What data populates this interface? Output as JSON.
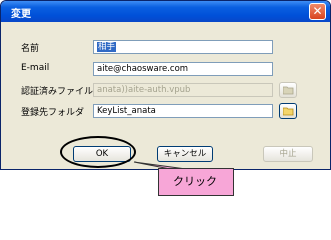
{
  "window": {
    "title": "変更",
    "close_glyph": "✕"
  },
  "form": {
    "name": {
      "label": "名前",
      "value": "相手"
    },
    "email": {
      "label": "E-mail",
      "value": "aite@chaosware.com"
    },
    "cert_file": {
      "label": "認証済みファイル",
      "value": "anata))aite-auth.vpub",
      "disabled": true
    },
    "folder": {
      "label": "登録先フォルダ",
      "value": "KeyList_anata"
    }
  },
  "buttons": {
    "ok": "OK",
    "cancel": "キャンセル",
    "abort": "中止"
  },
  "annotation": {
    "callout_text": "クリック",
    "callout_color": "#f7a6d7"
  },
  "colors": {
    "titlebar": "#0050d8",
    "dialog_bg": "#ece9d8",
    "selection": "#316ac5"
  }
}
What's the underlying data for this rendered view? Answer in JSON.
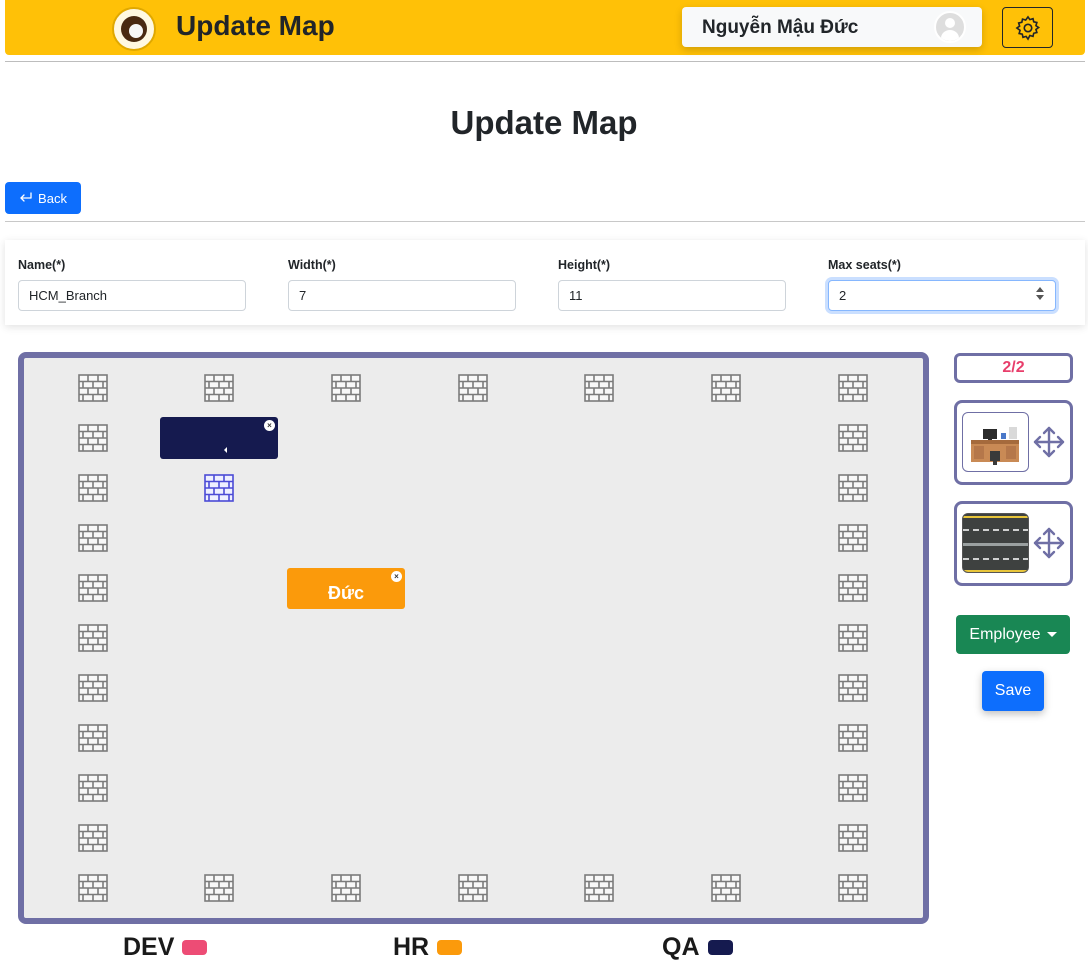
{
  "header": {
    "title": "Update Map",
    "user_name": "Nguyễn Mậu Đức"
  },
  "page": {
    "title": "Update Map",
    "back_label": "Back"
  },
  "form": {
    "name": {
      "label": "Name(*)",
      "value": "HCM_Branch"
    },
    "width": {
      "label": "Width(*)",
      "value": "7"
    },
    "height": {
      "label": "Height(*)",
      "value": "11"
    },
    "max_seats": {
      "label": "Max seats(*)",
      "value": "2"
    }
  },
  "map": {
    "columns": 7,
    "rows": 11,
    "seats": [
      {
        "team": "QA",
        "label": "",
        "color": "#151a4f"
      },
      {
        "team": "HR",
        "label": "Đức",
        "color": "#fb9a0b"
      }
    ]
  },
  "panel": {
    "seat_counter": "2/2",
    "tools": [
      {
        "name": "desk",
        "icon": "desk-icon"
      },
      {
        "name": "road",
        "icon": "road-icon"
      }
    ],
    "employee_label": "Employee",
    "save_label": "Save"
  },
  "legend": [
    {
      "label": "DEV",
      "color": "#ed4c75"
    },
    {
      "label": "HR",
      "color": "#fb9a0b"
    },
    {
      "label": "QA",
      "color": "#151a4f"
    }
  ]
}
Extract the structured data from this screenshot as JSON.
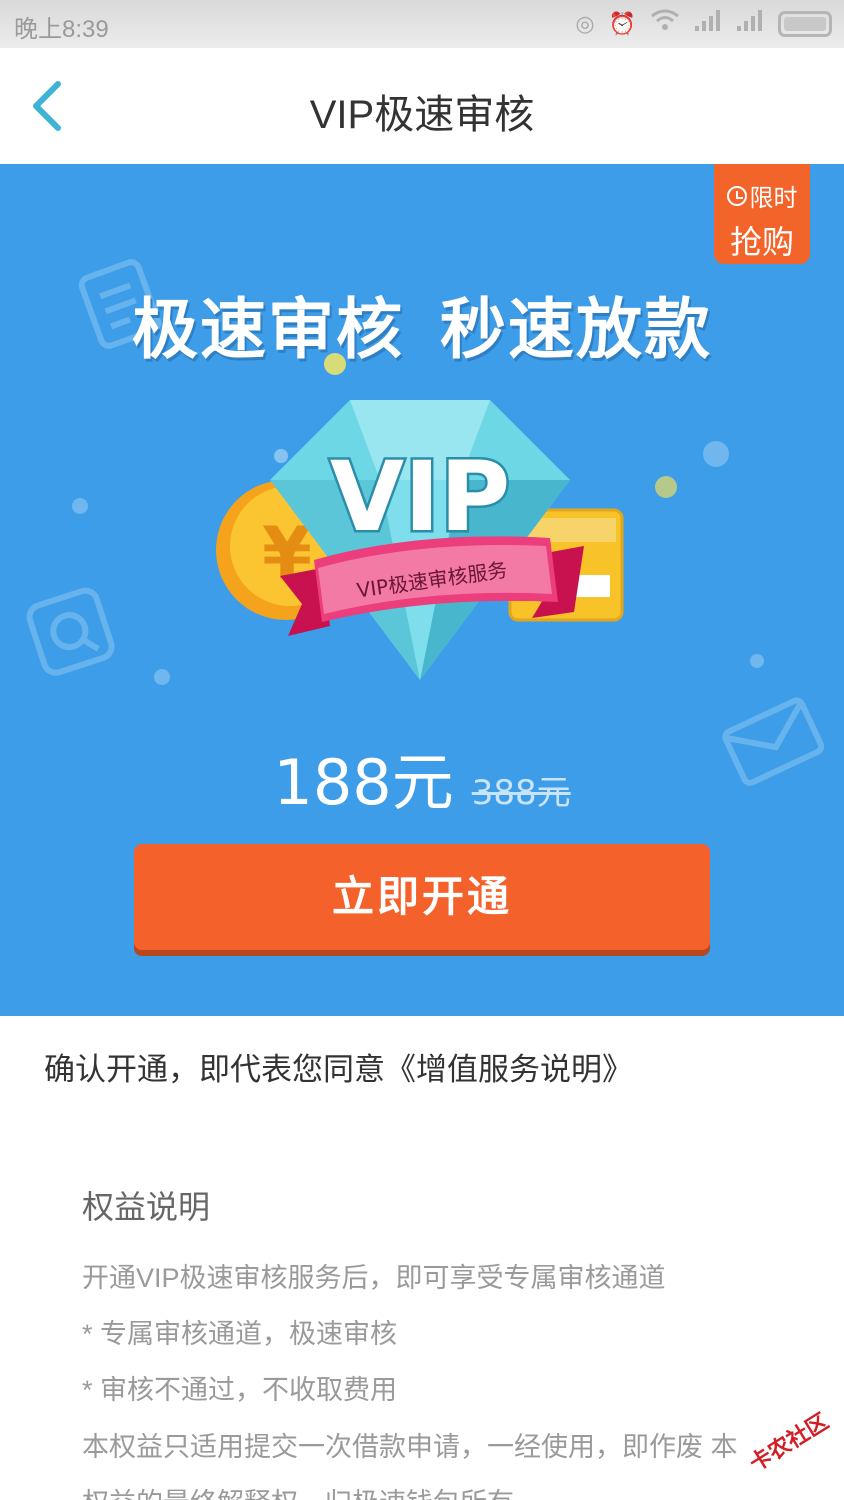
{
  "status_bar": {
    "time": "晚上8:39",
    "icons": [
      "hotspot-icon",
      "alarm-icon",
      "wifi-icon",
      "signal-icon",
      "signal-icon",
      "battery-icon"
    ]
  },
  "nav": {
    "title": "VIP极速审核",
    "back_icon": "chevron-left-icon"
  },
  "hero": {
    "background_color": "#3d9de8",
    "badge": {
      "line1": "限时",
      "line2": "抢购",
      "color": "#f2642a"
    },
    "headline_left": "极速审核",
    "headline_right": "秒速放款",
    "diamond_text": "VIP",
    "ribbon_text": "VIP极速审核服务",
    "price_now": "188元",
    "price_old": "388元",
    "button_label": "立即开通",
    "button_color": "#f4612b"
  },
  "agreement": "确认开通，即代表您同意《增值服务说明》",
  "benefits": {
    "title": "权益说明",
    "lines": [
      "开通VIP极速审核服务后，即可享受专属审核通道",
      "* 专属审核通道，极速审核",
      "* 审核不通过，不收取费用",
      "本权益只适用提交一次借款申请，一经使用，即作废 本",
      "权益的最终解释权，归极速钱包所有"
    ]
  },
  "watermark": "卡农社区"
}
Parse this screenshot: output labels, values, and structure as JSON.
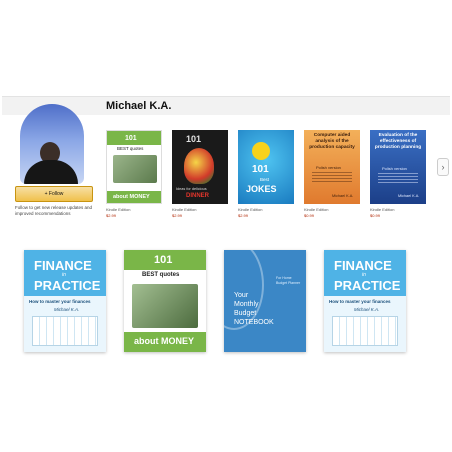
{
  "author": {
    "name": "Michael K.A.",
    "follow_label": "+ Follow",
    "follow_note": "Follow to get new release updates and improved recommendations"
  },
  "carousel": {
    "next_arrow": "›",
    "books": [
      {
        "edition": "Kindle Edition",
        "price": "$2.99",
        "t1": "101",
        "t2": "BEST quotes",
        "t3": "about MONEY"
      },
      {
        "edition": "Kindle Edition",
        "price": "$2.99",
        "t1": "101",
        "t2": "Ideas for delicious",
        "t3": "DINNER"
      },
      {
        "edition": "Kindle Edition",
        "price": "$2.99",
        "t1": "101",
        "t2": "Best",
        "t3": "JOKES"
      },
      {
        "edition": "Kindle Edition",
        "price": "$0.99",
        "t1": "Computer aided analysis of the production capacity",
        "t2": "Polish version",
        "t3": "Michael K.A."
      },
      {
        "edition": "Kindle Edition",
        "price": "$0.99",
        "t1": "Evaluation of the effectiveness of production planning",
        "t2": "Polish version",
        "t3": "Michael K.A."
      }
    ]
  },
  "featured": {
    "finance1": {
      "t1": "FINANCE",
      "t2": "in",
      "t3": "PRACTICE",
      "t4": "How to master your finances",
      "t5": "Michael K.A."
    },
    "money": {
      "t1": "101",
      "t2": "BEST quotes",
      "t3": "about MONEY"
    },
    "notebook": {
      "t1": "Your",
      "t2": "Monthly",
      "t3": "Budget",
      "t4": "NOTEBOOK",
      "t5": "For Home Budget Planner"
    },
    "finance2": {
      "t1": "FINANCE",
      "t2": "in",
      "t3": "PRACTICE",
      "t4": "How to master your finances",
      "t5": "Michael K.A."
    }
  }
}
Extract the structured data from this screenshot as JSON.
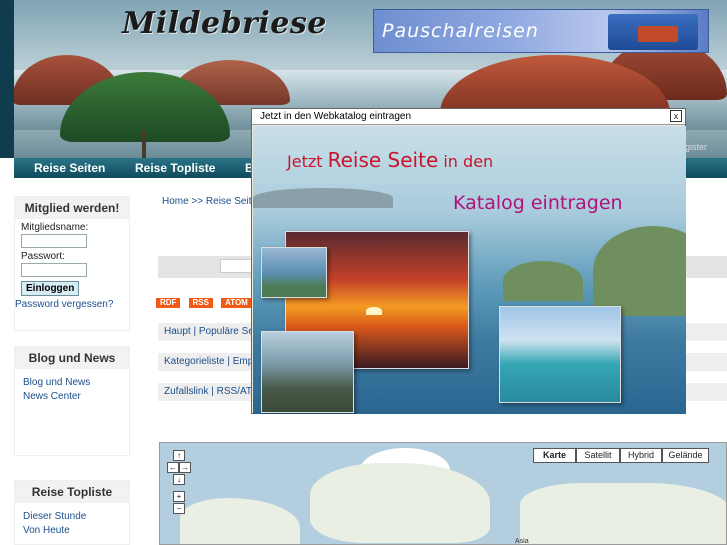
{
  "header": {
    "site_title": "Mildebriese",
    "banner_text": "Pauschalreisen"
  },
  "nav": {
    "items": [
      "Reise Seiten",
      "Reise Topliste",
      "B"
    ],
    "register_text": "gister"
  },
  "login_box": {
    "title": "Mitglied werden!",
    "username_label": "Mitgliedsname:",
    "password_label": "Passwort:",
    "login_button": "Einloggen",
    "forgot_link": "Password vergessen?"
  },
  "blog_box": {
    "title": "Blog und News",
    "links": [
      "Blog und News",
      "News Center"
    ]
  },
  "toplist_box": {
    "title": "Reise Topliste",
    "links": [
      "Dieser Stunde",
      "Von Heute"
    ]
  },
  "main": {
    "breadcrumb": "Home >> Reise Seite",
    "feeds": [
      "RDF",
      "RSS",
      "ATOM"
    ],
    "link_rows": [
      "Haupt  |  Populäre Se",
      "Kategorieliste  |  Emp",
      "Zufallslink  |  RSS/AT"
    ]
  },
  "map": {
    "types": [
      "Karte",
      "Satellit",
      "Hybrid",
      "Gelände"
    ],
    "selected_type": "Karte",
    "controls": [
      "↑",
      "←",
      "→",
      "↓",
      "+",
      "−"
    ],
    "label": "Asia"
  },
  "popup": {
    "title": "Jetzt in den Webkatalog eintragen",
    "close": "x",
    "headline_part1": "Jetzt",
    "headline_emph": "Reise Seite",
    "headline_part2": "in den",
    "headline_line2": "Katalog eintragen"
  }
}
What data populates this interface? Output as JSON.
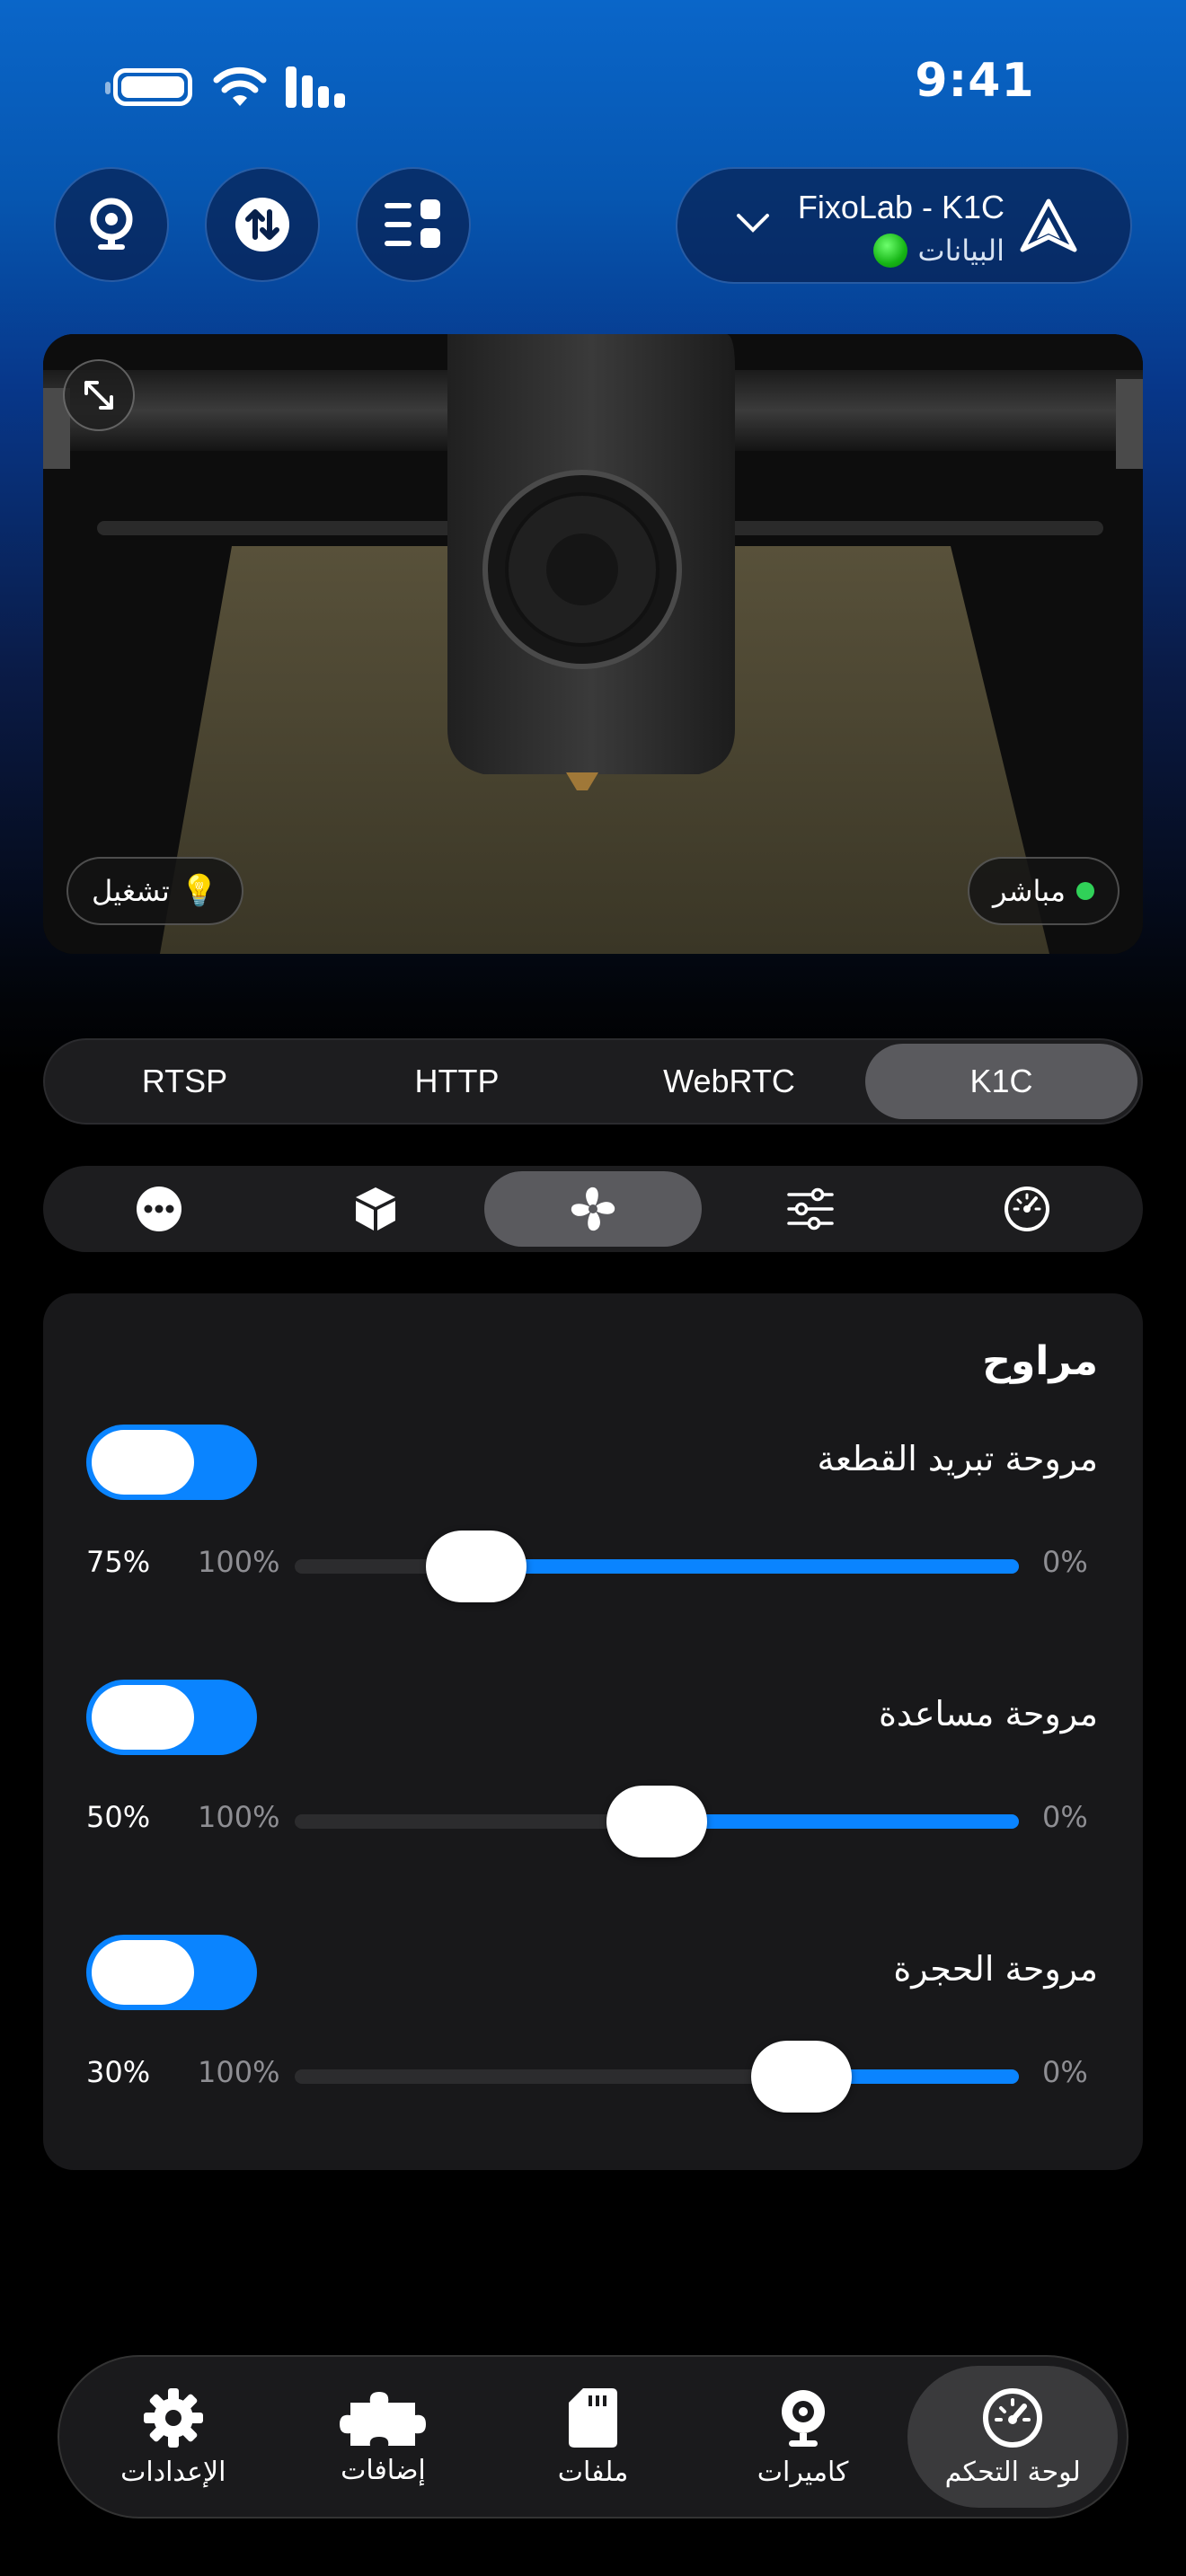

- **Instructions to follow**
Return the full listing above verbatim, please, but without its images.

- **Completed exercise**
What data populates this interface? Output as JSON.
{
  "window": {
    "title": "変更",
    "close_glyph": "✕"
  },
  "form": {
    "name": {
      "label": "名前",
      "value": "相手"
    },
    "email": {
      "label": "E-mail",
      "value": "aite@chaosware.com"
    },
    "cert_file": {
      "label": "認証済みファイル",
      "value": "anata))aite-auth.vpub",
      "disabled": true
    },
    "folder": {
      "label": "登録先フォルダ",
      "value": "KeyList_anata"
    }
  },
  "buttons": {
    "ok": "OK",
    "cancel": "キャンセル",
    "abort": "中止"
  },
  "annotation": {
    "callout_text": "クリック",
    "callout_color": "#f7a6d7"
  },
  "colors": {
    "titlebar": "#0050d8",
    "dialog_bg": "#ece9d8",
    "selection": "#316ac5"
  }
}
What's the underlying data for this rendered view? Answer in JSON.
{
  "header": {
    "title": "Update Map",
    "user_name": "Nguyễn Mậu Đức"
  },
  "page": {
    "title": "Update Map",
    "back_label": "Back"
  },
  "form": {
    "name": {
      "label": "Name(*)",
      "value": "HCM_Branch"
    },
    "width": {
      "label": "Width(*)",
      "value": "7"
    },
    "height": {
      "label": "Height(*)",
      "value": "11"
    },
    "max_seats": {
      "label": "Max seats(*)",
      "value": "2"
    }
  },
  "map": {
    "columns": 7,
    "rows": 11,
    "seats": [
      {
        "team": "QA",
        "label": "",
        "color": "#151a4f"
      },
      {
        "team": "HR",
        "label": "Đức",
        "color": "#fb9a0b"
      }
    ]
  },
  "panel": {
    "seat_counter": "2/2",
    "tools": [
      {
        "name": "desk",
        "icon": "desk-icon"
      },
      {
        "name": "road",
        "icon": "road-icon"
      }
    ],
    "employee_label": "Employee",
    "save_label": "Save"
  },
  "legend": [
    {
      "label": "DEV",
      "color": "#ed4c75"
    },
    {
      "label": "HR",
      "color": "#fb9a0b"
    },
    {
      "label": "QA",
      "color": "#151a4f"
    }
  ]
}
Extract the structured data from this screenshot as JSON.
{
  "status_bar": {
    "time": "晚上8:39",
    "icons": [
      "hotspot-icon",
      "alarm-icon",
      "wifi-icon",
      "signal-icon",
      "signal-icon",
      "battery-icon"
    ]
  },
  "nav": {
    "title": "VIP极速审核",
    "back_icon": "chevron-left-icon"
  },
  "hero": {
    "background_color": "#3d9de8",
    "badge": {
      "line1": "限时",
      "line2": "抢购",
      "color": "#f2642a"
    },
    "headline_left": "极速审核",
    "headline_right": "秒速放款",
    "diamond_text": "VIP",
    "ribbon_text": "VIP极速审核服务",
    "price_now": "188元",
    "price_old": "388元",
    "button_label": "立即开通",
    "button_color": "#f4612b"
  },
  "agreement": "确认开通，即代表您同意《增值服务说明》",
  "benefits": {
    "title": "权益说明",
    "lines": [
      "开通VIP极速审核服务后，即可享受专属审核通道",
      "* 专属审核通道，极速审核",
      "* 审核不通过，不收取费用",
      "本权益只适用提交一次借款申请，一经使用，即作废 本",
      "权益的最终解释权，归极速钱包所有"
    ]
  },
  "watermark": "卡农社区"
}
Parse this screenshot: output labels, values, and structure as JSON.
{
  "author": {
    "name": "Michael K.A.",
    "follow_label": "+ Follow",
    "follow_note": "Follow to get new release updates and improved recommendations"
  },
  "carousel": {
    "next_arrow": "›",
    "books": [
      {
        "edition": "Kindle Edition",
        "price": "$2.99",
        "t1": "101",
        "t2": "BEST quotes",
        "t3": "about MONEY"
      },
      {
        "edition": "Kindle Edition",
        "price": "$2.99",
        "t1": "101",
        "t2": "Ideas for delicious",
        "t3": "DINNER"
      },
      {
        "edition": "Kindle Edition",
        "price": "$2.99",
        "t1": "101",
        "t2": "Best",
        "t3": "JOKES"
      },
      {
        "edition": "Kindle Edition",
        "price": "$0.99",
        "t1": "Computer aided analysis of the production capacity",
        "t2": "Polish version",
        "t3": "Michael K.A."
      },
      {
        "edition": "Kindle Edition",
        "price": "$0.99",
        "t1": "Evaluation of the effectiveness of production planning",
        "t2": "Polish version",
        "t3": "Michael K.A."
      }
    ]
  },
  "featured": {
    "finance1": {
      "t1": "FINANCE",
      "t2": "in",
      "t3": "PRACTICE",
      "t4": "How to master your finances",
      "t5": "Michael K.A."
    },
    "money": {
      "t1": "101",
      "t2": "BEST quotes",
      "t3": "about MONEY"
    },
    "notebook": {
      "t1": "Your",
      "t2": "Monthly",
      "t3": "Budget",
      "t4": "NOTEBOOK",
      "t5": "For Home Budget Planner"
    },
    "finance2": {
      "t1": "FINANCE",
      "t2": "in",
      "t3": "PRACTICE",
      "t4": "How to master your finances",
      "t5": "Michael K.A."
    }
  }
}
Extract the structured data from this screenshot as JSON.
{
  "header": {
    "site_title": "Mildebriese",
    "banner_text": "Pauschalreisen"
  },
  "nav": {
    "items": [
      "Reise Seiten",
      "Reise Topliste",
      "B"
    ],
    "register_text": "gister"
  },
  "login_box": {
    "title": "Mitglied werden!",
    "username_label": "Mitgliedsname:",
    "password_label": "Passwort:",
    "login_button": "Einloggen",
    "forgot_link": "Password vergessen?"
  },
  "blog_box": {
    "title": "Blog und News",
    "links": [
      "Blog und News",
      "News Center"
    ]
  },
  "toplist_box": {
    "title": "Reise Topliste",
    "links": [
      "Dieser Stunde",
      "Von Heute"
    ]
  },
  "main": {
    "breadcrumb": "Home >> Reise Seite",
    "feeds": [
      "RDF",
      "RSS",
      "ATOM"
    ],
    "link_rows": [
      "Haupt  |  Populäre Se",
      "Kategorieliste  |  Emp",
      "Zufallslink  |  RSS/AT"
    ]
  },
  "map": {
    "types": [
      "Karte",
      "Satellit",
      "Hybrid",
      "Gelände"
    ],
    "selected_type": "Karte",
    "controls": [
      "↑",
      "←",
      "→",
      "↓",
      "+",
      "−"
    ],
    "label": "Asia"
  },
  "popup": {
    "title": "Jetzt in den Webkatalog eintragen",
    "close": "x",
    "headline_part1": "Jetzt",
    "headline_emph": "Reise Seite",
    "headline_part2": "in den",
    "headline_line2": "Katalog eintragen"
  }
}
What data populates this interface? Output as JSON.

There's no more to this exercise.